[CX 25 at 8 (emphasis supplied); see also Trans. at 81.]

The Center alleged that [redacted] was a concomitant medication for study subjects [redacted] 801 and 804. [Supra.] Evidence presented by the Center and discussed in Subcharge III.B.2.b. and c. provide the basis for finding that the Center proved this charge. Specifically, study subject [redacted] 801 participated in the study from July 8, 1985 to November 1, 1985, and was prescribed [redacted] on June 19, 1985, and no "stop" date was recorded. As stated earlier, I conclude that the drug was continued during the study period. [Supra.] However, this drug was not mentioned in the study subject’s CRF as a prior or concomitant medication. Study subject [redacted] 804 participated in the study from August 5, 1985 to December 5, 1985, and was prescribed[redacted] on July 15, 1985. Again, this drug was not mentioned in the subject’s CRF as a prior or concomitant medication.

Therefore, I find that Dr. Boyles violated the [redacted] investigational plan by not reporting [redacted] as a prior or concomitant medication for [redacted] 801 and 804, as alleged in Subcharge IV.H.

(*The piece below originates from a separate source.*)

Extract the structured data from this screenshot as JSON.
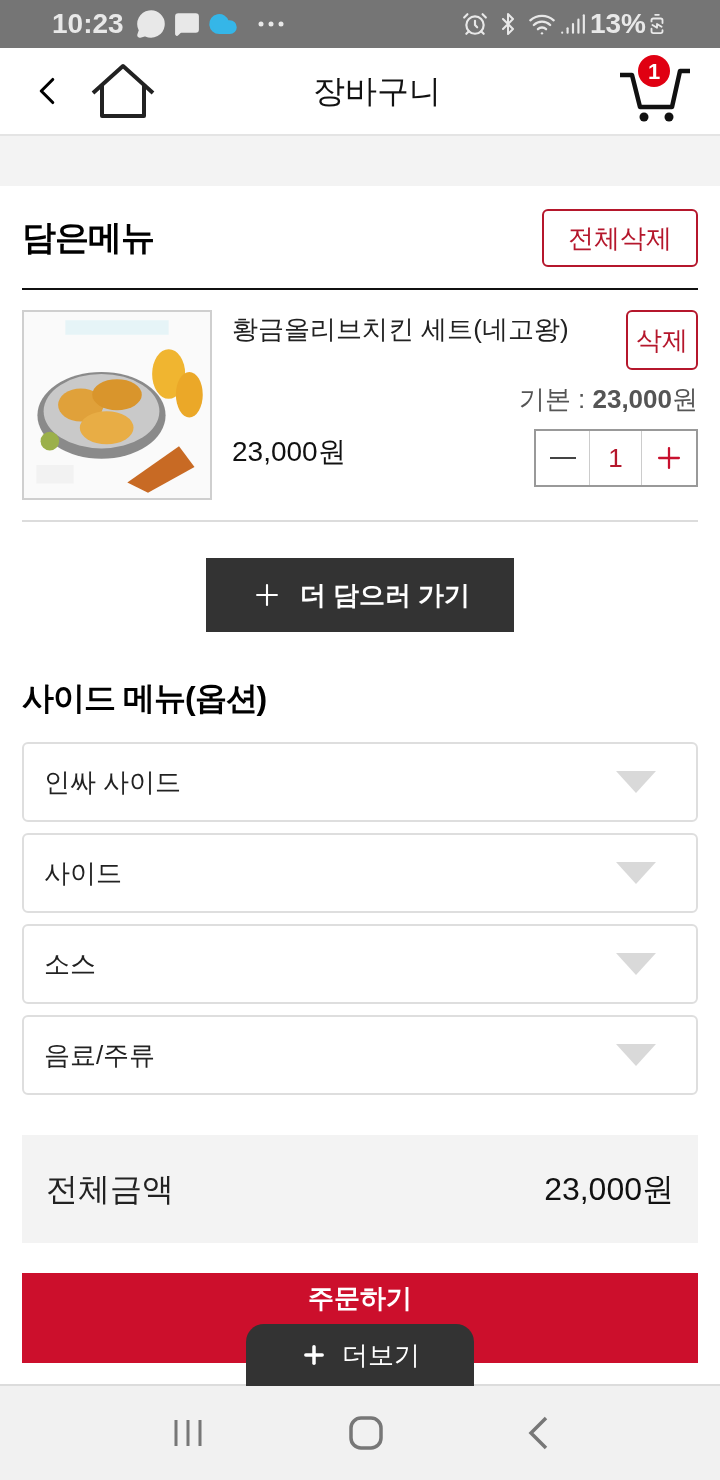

For the above reasons, I find that Dr. Boyles violated 21 C.F.R. § 312.60 by failing to follow the investigational plans as alleged in Charge IV., Subcharges IV.B., IV.E., IV.F., IV.G., and IV.H.

6. CONCLUSION

 

After considering the four charges in the NOOH, I find that Dr. Paul W. Boyles violated a number of the regulations cited one or more times. Specifically, I find that Dr. Boyles violated 21 C.F.R. § 312.7C)(a), as detailed in Subcharge I.F.; 21 C.F.R., § 312.62(a), as detailed in Subcharge III.A; 21 C.F.R. § 312.62(b), as detailed in Subcharges III.B.1., III.B.2., III.B.3., III.B.4.; and 21 C.F.R. § 312.60, as detailed in Subcharges IV.B., IV.E., IV.F., IV.G., and IV.H.

7. RECOMMENDATION

 

Based on my findings as set forth above, I recommend that the Commissioner disqualify Paul W. Boyles, M.D, from receiving investigational new drugs.February 16, 1993

/s/

Freddie Ann Hoffman, M.D.

Presiding Officer